The politicians' tactics went something like this. First, they redefined citizenship, said that you could only vote if you were born in the Ivory Coast. This disqualified the thousands of migrant workers (often of the same ethnicity as Ivoirian citizens) who'd been shipped in from neighboring countries to handle the booming cocoa crop and other labor, and who had made their homes in the Ivory Coast. Then the politicians went one step further and said that both your parents must have been born in the Ivory Coast for you to be a citizen. Applied literally, this law would disqualify most people of voting age, as the Ivory Coast didn't exist until 1960. Before independence, the land belonged to a huge territory called "French West Africa" that stretched from modern-day Mauritania to Chad and down to Cameroon.

In practice, the "proof" of your national identity is your name, which usually can be traced to a certain region or ethnic group in West Africa. The aspiring presidential contender, and Ahmadou himself, happened to have surnames that originated in Senegal. Why? Ahmadou's father was a teacher born in what's now Senegal. But when he worked for the French colonial schools in the '40s and '50s, he was transferred to what's now Burkina Faso and then on to modern-day Ivory Coast. Ahmadou was born during this last assignment, but that no longer counts. Under the current Ivoirian government, Ahmadou had his citizenship revoked and lost his managerial job with a national utility. Like many of his compatriots, he protested the government's machinations and continued to back the disqualified candidate. That's when the Ivoirian military started rounding up, imprisoning, and summarily executing that candidate's supporters. Ahmadou barely escaped prison, and the country, with his life.

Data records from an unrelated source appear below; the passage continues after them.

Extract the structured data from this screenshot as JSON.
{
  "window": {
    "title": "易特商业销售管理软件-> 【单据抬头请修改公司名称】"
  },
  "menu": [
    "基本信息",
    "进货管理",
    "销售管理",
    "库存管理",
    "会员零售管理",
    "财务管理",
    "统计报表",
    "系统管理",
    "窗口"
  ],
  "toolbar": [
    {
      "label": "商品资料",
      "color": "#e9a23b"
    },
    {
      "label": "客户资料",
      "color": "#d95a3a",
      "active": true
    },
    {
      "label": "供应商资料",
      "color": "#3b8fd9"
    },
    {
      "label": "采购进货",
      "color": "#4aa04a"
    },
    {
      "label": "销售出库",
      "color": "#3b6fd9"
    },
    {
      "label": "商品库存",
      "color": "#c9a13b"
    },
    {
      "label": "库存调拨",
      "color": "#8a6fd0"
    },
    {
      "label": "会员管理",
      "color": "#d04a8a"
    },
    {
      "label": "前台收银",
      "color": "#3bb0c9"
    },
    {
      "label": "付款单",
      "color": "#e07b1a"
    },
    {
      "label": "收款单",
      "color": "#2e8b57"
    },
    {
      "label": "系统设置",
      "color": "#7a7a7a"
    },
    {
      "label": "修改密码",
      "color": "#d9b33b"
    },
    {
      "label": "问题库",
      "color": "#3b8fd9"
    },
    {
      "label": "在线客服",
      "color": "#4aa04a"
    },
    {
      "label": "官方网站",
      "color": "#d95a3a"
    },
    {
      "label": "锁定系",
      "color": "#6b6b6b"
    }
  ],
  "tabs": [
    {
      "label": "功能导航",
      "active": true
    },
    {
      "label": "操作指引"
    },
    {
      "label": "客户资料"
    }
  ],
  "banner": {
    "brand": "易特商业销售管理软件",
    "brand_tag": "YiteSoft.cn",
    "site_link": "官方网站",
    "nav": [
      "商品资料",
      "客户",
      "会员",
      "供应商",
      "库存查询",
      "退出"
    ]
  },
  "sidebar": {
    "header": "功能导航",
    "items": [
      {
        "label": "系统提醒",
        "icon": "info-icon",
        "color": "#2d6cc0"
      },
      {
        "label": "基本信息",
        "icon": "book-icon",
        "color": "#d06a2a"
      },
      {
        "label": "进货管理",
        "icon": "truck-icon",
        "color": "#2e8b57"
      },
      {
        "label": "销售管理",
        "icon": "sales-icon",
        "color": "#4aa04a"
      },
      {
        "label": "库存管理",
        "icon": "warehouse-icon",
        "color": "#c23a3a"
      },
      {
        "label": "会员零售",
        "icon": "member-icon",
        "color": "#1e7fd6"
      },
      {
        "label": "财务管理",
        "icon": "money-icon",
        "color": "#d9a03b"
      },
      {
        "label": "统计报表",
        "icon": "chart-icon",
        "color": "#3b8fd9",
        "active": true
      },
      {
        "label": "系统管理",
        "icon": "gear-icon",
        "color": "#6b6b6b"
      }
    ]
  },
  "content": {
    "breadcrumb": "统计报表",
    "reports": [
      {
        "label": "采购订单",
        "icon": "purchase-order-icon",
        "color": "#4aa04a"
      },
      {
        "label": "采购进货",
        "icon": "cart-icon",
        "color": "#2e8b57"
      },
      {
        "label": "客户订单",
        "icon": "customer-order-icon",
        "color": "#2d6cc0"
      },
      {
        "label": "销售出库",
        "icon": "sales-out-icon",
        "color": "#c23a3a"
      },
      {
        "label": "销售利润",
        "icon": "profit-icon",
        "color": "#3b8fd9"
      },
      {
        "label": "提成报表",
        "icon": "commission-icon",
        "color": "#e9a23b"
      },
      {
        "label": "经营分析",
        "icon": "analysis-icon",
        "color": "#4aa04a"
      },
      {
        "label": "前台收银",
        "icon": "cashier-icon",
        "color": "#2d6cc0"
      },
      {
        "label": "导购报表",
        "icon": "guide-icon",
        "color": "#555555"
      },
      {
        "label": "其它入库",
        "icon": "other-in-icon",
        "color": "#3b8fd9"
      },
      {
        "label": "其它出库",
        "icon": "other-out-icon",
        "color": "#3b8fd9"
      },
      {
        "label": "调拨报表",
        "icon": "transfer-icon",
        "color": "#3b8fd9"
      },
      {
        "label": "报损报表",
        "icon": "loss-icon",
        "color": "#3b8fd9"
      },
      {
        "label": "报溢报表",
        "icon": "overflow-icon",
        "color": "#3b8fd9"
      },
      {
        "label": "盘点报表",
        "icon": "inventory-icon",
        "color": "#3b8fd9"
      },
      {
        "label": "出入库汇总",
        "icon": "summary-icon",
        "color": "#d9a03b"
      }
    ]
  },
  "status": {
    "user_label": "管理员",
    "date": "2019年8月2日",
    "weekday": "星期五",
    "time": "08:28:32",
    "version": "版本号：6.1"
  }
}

When some in this new class of disenfranchised Ivoirians took up arms (and became, in government and media parlance, "rebels"), the French military stepped in to enforce a fragile cease-fire, while the country's economy and social structure fell into ruin. Sociologist Benoît Scheuer, who has studied Kosovo and Rwanda, says that the wedge the politicians continue to drive between Ivoirians makes the Ivory Coast a genocide waiting to happen.

Imagine how Ahmadou feels. He watched the French back a dictator friendly to them for three decades then tolerate thugs destroying his country, tearing his people apart, and nearly killing him. He flees his country with no national identity papers. It's 2002: the U.S. isn't welcoming refugees, particularly undocumented ones, with open arms. Where can he go, where can he hope to bring his family and make a new life for them, but France? Yet he arrives to face housing discrimination, delayed meetings about his refugee status (which affects his work status), and other indignities. He flees a government creating false divisions among people to live under one that pretends real divisions don't exist. You can imagine how conflicted he feels about being here. These are the people right-wing French politicians are telling to "love it or leave it."

Even so, it's not the Ahmadous or their children who are participating in the current violence in France. The vast majority of immigrants and their descendants, even if they're frustrated with the French system, are respectful, law-abiding people who seek an end to the violence rather than perpetrating it. After all, their cars and schools are being torched, their image is being smeared. But given the frustration that's fueling the riots, it's amazing that they haven't happened much sooner and grown much worse.

There is hope that the French political elite is starting to get it. Prime Minister Dominique de Villepin ended an interview Monday night by citing discrimination as a factor driving the violence. He called on all citizens to take responsibility for ending discrimination. I hope that the state will acknowledge its responsibility, too. And to do that, it has to admit that in France, like everywhere else, race matters.